* [Your task]:
Every line of the listing that holds the word "this" should be returned.

┄┄┄┄┄┄

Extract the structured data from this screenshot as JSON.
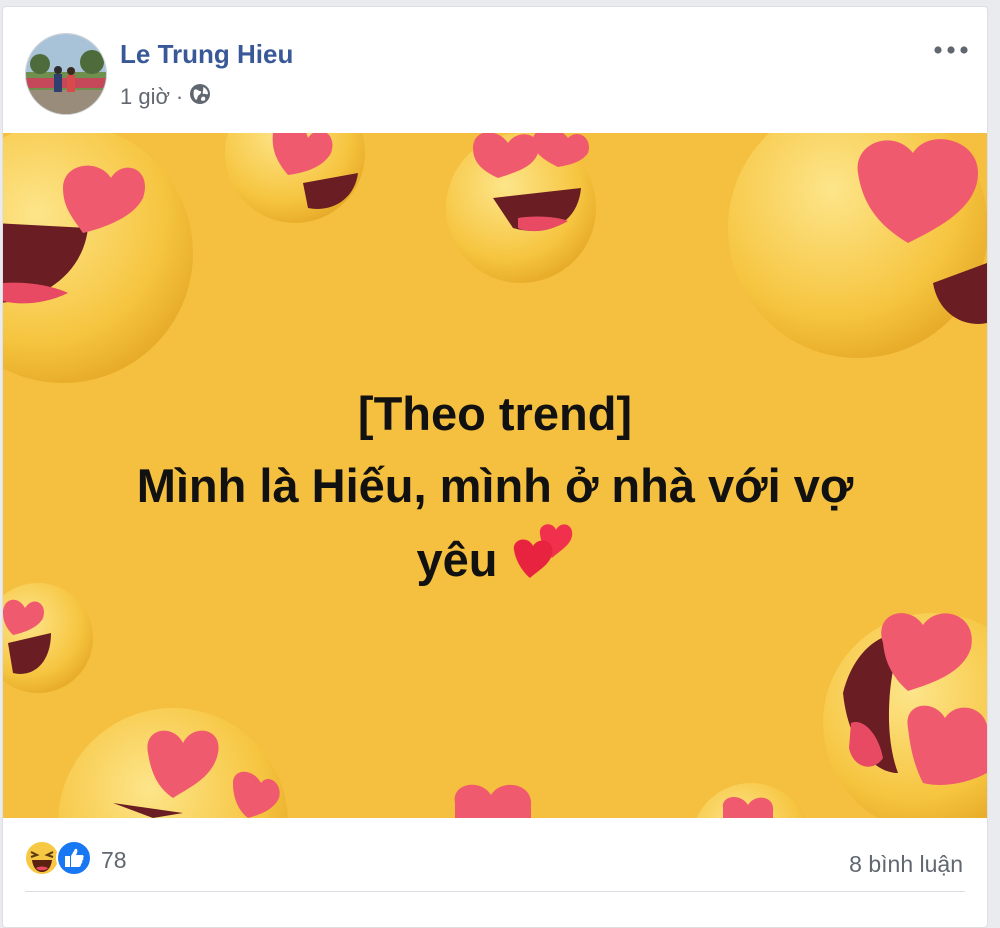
{
  "post": {
    "author_name": "Le Trung Hieu",
    "time": "1 giờ",
    "privacy_icon": "globe-icon",
    "more_icon": "more-horizontal-icon"
  },
  "banner": {
    "line1": "[Theo trend]",
    "line2": "Mình là Hiếu, mình ở nhà với vợ",
    "line3": "yêu",
    "emoji": "two-hearts-emoji",
    "background_color": "#f5bf3f"
  },
  "footer": {
    "reaction_icons": [
      "haha-icon",
      "like-icon"
    ],
    "reaction_count": "78",
    "comments": "8 bình luận"
  }
}
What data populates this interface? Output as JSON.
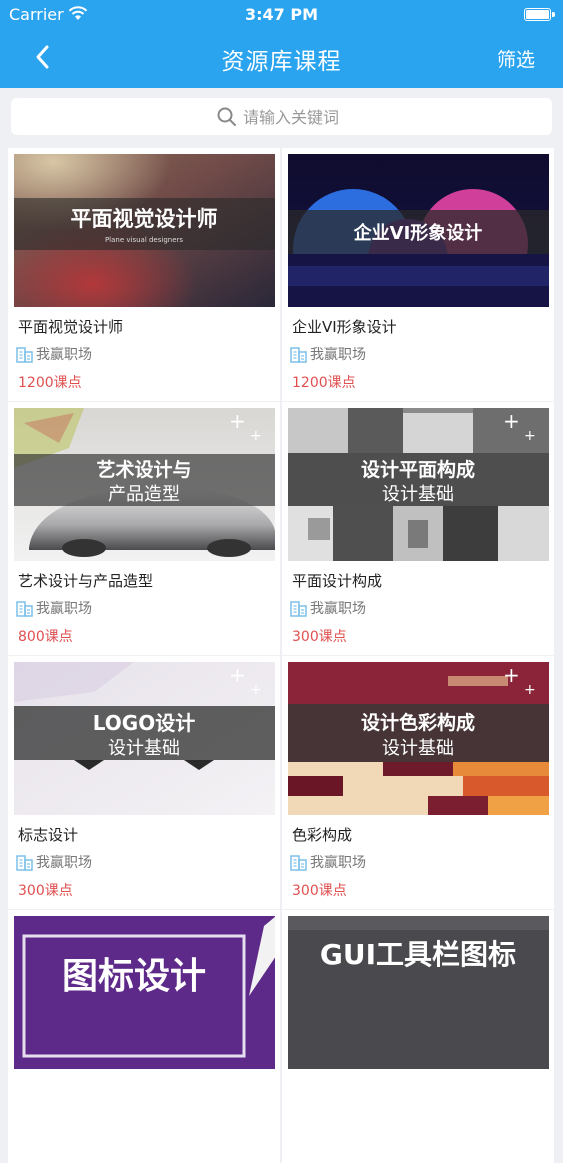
{
  "status_bar": {
    "carrier": "Carrier",
    "time": "3:47 PM"
  },
  "nav": {
    "title": "资源库课程",
    "filter_label": "筛选"
  },
  "search": {
    "placeholder": "请输入关键词"
  },
  "colors": {
    "header": "#2ba4f0",
    "price": "#e05050",
    "background": "#eef0f3"
  },
  "courses": [
    {
      "name": "平面视觉设计师",
      "provider": "我赢职场",
      "price": "1200课点",
      "banner": {
        "line1": "平面视觉设计师",
        "line2": "Plane visual designers"
      }
    },
    {
      "name": "企业VI形象设计",
      "provider": "我赢职场",
      "price": "1200课点",
      "banner": {
        "line1": "企业VI形象设计",
        "line2": ""
      }
    },
    {
      "name": "艺术设计与产品造型",
      "provider": "我赢职场",
      "price": "800课点",
      "banner": {
        "line1": "艺术设计与",
        "line2": "产品造型"
      }
    },
    {
      "name": "平面设计构成",
      "provider": "我赢职场",
      "price": "300课点",
      "banner": {
        "line1": "设计平面构成",
        "line2": "设计基础"
      }
    },
    {
      "name": "标志设计",
      "provider": "我赢职场",
      "price": "300课点",
      "banner": {
        "line1": "LOGO设计",
        "line2": "设计基础"
      }
    },
    {
      "name": "色彩构成",
      "provider": "我赢职场",
      "price": "300课点",
      "banner": {
        "line1": "设计色彩构成",
        "line2": "设计基础"
      }
    },
    {
      "name": "",
      "provider": "",
      "price": "",
      "banner": {
        "line1": "图标设计",
        "line2": ""
      }
    },
    {
      "name": "",
      "provider": "",
      "price": "",
      "banner": {
        "line1": "GUI工具栏图标",
        "line2": ""
      }
    }
  ]
}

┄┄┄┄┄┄

* [Exercise solution]:
Extract the structured data from this screenshot as JSON.
What data populates this interface? Output as JSON.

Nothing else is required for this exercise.